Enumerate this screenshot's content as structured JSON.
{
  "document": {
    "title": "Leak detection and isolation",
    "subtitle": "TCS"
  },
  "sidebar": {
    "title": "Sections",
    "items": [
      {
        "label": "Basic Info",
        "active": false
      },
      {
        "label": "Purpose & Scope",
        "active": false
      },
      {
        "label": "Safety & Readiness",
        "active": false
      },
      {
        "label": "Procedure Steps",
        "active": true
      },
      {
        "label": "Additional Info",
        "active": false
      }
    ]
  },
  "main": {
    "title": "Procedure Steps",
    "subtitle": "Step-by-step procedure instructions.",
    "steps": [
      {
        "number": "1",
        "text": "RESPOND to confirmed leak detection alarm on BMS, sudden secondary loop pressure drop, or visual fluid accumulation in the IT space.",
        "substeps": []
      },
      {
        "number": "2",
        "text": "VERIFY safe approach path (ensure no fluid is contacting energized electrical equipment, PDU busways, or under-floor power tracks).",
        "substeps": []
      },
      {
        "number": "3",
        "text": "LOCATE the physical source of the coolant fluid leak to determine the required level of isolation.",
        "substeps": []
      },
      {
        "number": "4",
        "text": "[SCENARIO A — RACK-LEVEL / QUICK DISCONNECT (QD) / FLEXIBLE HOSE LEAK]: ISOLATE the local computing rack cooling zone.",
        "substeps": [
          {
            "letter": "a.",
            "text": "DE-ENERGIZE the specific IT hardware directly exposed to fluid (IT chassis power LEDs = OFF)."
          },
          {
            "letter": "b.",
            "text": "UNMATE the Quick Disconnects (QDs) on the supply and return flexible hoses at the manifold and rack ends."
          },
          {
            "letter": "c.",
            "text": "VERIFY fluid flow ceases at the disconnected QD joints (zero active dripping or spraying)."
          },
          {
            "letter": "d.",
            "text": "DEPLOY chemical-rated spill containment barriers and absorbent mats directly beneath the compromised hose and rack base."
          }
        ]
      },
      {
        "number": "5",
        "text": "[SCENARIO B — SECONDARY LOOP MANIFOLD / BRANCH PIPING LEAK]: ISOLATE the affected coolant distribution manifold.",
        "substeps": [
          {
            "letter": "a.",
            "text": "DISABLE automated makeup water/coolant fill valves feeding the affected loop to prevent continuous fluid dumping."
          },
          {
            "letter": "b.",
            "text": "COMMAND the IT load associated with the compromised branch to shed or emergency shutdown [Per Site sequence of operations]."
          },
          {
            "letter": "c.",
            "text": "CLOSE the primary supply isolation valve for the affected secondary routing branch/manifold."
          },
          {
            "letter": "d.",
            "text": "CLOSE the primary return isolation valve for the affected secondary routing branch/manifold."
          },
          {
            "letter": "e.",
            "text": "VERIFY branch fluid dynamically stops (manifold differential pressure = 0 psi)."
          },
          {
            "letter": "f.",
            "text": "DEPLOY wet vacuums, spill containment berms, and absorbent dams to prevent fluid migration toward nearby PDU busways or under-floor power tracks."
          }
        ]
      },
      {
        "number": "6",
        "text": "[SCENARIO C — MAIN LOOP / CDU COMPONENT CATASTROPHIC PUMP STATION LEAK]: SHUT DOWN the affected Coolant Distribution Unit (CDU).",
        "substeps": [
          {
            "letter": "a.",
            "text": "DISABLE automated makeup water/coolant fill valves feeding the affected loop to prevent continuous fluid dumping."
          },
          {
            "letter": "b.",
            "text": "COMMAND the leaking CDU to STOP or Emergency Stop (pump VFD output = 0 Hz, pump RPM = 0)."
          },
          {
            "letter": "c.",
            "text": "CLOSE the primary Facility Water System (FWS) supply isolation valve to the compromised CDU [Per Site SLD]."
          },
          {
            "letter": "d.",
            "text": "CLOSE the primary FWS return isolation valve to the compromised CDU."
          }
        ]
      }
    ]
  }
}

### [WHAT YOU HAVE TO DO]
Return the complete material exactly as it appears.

### [REPLY TO THE EXERCISE]
Enumerate this screenshot's content as structured JSON.
{
  "document": {
    "title": "Leak detection and isolation",
    "subtitle": "TCS"
  },
  "sidebar": {
    "title": "Sections",
    "items": [
      {
        "label": "Basic Info",
        "active": false
      },
      {
        "label": "Purpose & Scope",
        "active": false
      },
      {
        "label": "Safety & Readiness",
        "active": false
      },
      {
        "label": "Procedure Steps",
        "active": true
      },
      {
        "label": "Additional Info",
        "active": false
      }
    ]
  },
  "main": {
    "title": "Procedure Steps",
    "subtitle": "Step-by-step procedure instructions.",
    "steps": [
      {
        "number": "1",
        "text": "RESPOND to confirmed leak detection alarm on BMS, sudden secondary loop pressure drop, or visual fluid accumulation in the IT space.",
        "substeps": []
      },
      {
        "number": "2",
        "text": "VERIFY safe approach path (ensure no fluid is contacting energized electrical equipment, PDU busways, or under-floor power tracks).",
        "substeps": []
      },
      {
        "number": "3",
        "text": "LOCATE the physical source of the coolant fluid leak to determine the required level of isolation.",
        "substeps": []
      },
      {
        "number": "4",
        "text": "[SCENARIO A — RACK-LEVEL / QUICK DISCONNECT (QD) / FLEXIBLE HOSE LEAK]: ISOLATE the local computing rack cooling zone.",
        "substeps": [
          {
            "letter": "a.",
            "text": "DE-ENERGIZE the specific IT hardware directly exposed to fluid (IT chassis power LEDs = OFF)."
          },
          {
            "letter": "b.",
            "text": "UNMATE the Quick Disconnects (QDs) on the supply and return flexible hoses at the manifold and rack ends."
          },
          {
            "letter": "c.",
            "text": "VERIFY fluid flow ceases at the disconnected QD joints (zero active dripping or spraying)."
          },
          {
            "letter": "d.",
            "text": "DEPLOY chemical-rated spill containment barriers and absorbent mats directly beneath the compromised hose and rack base."
          }
        ]
      },
      {
        "number": "5",
        "text": "[SCENARIO B — SECONDARY LOOP MANIFOLD / BRANCH PIPING LEAK]: ISOLATE the affected coolant distribution manifold.",
        "substeps": [
          {
            "letter": "a.",
            "text": "DISABLE automated makeup water/coolant fill valves feeding the affected loop to prevent continuous fluid dumping."
          },
          {
            "letter": "b.",
            "text": "COMMAND the IT load associated with the compromised branch to shed or emergency shutdown [Per Site sequence of operations]."
          },
          {
            "letter": "c.",
            "text": "CLOSE the primary supply isolation valve for the affected secondary routing branch/manifold."
          },
          {
            "letter": "d.",
            "text": "CLOSE the primary return isolation valve for the affected secondary routing branch/manifold."
          },
          {
            "letter": "e.",
            "text": "VERIFY branch fluid dynamically stops (manifold differential pressure = 0 psi)."
          },
          {
            "letter": "f.",
            "text": "DEPLOY wet vacuums, spill containment berms, and absorbent dams to prevent fluid migration toward nearby PDU busways or under-floor power tracks."
          }
        ]
      },
      {
        "number": "6",
        "text": "[SCENARIO C — MAIN LOOP / CDU COMPONENT CATASTROPHIC PUMP STATION LEAK]: SHUT DOWN the affected Coolant Distribution Unit (CDU).",
        "substeps": [
          {
            "letter": "a.",
            "text": "DISABLE automated makeup water/coolant fill valves feeding the affected loop to prevent continuous fluid dumping."
          },
          {
            "letter": "b.",
            "text": "COMMAND the leaking CDU to STOP or Emergency Stop (pump VFD output = 0 Hz, pump RPM = 0)."
          },
          {
            "letter": "c.",
            "text": "CLOSE the primary Facility Water System (FWS) supply isolation valve to the compromised CDU [Per Site SLD]."
          },
          {
            "letter": "d.",
            "text": "CLOSE the primary FWS return isolation valve to the compromised CDU."
          }
        ]
      }
    ]
  }
}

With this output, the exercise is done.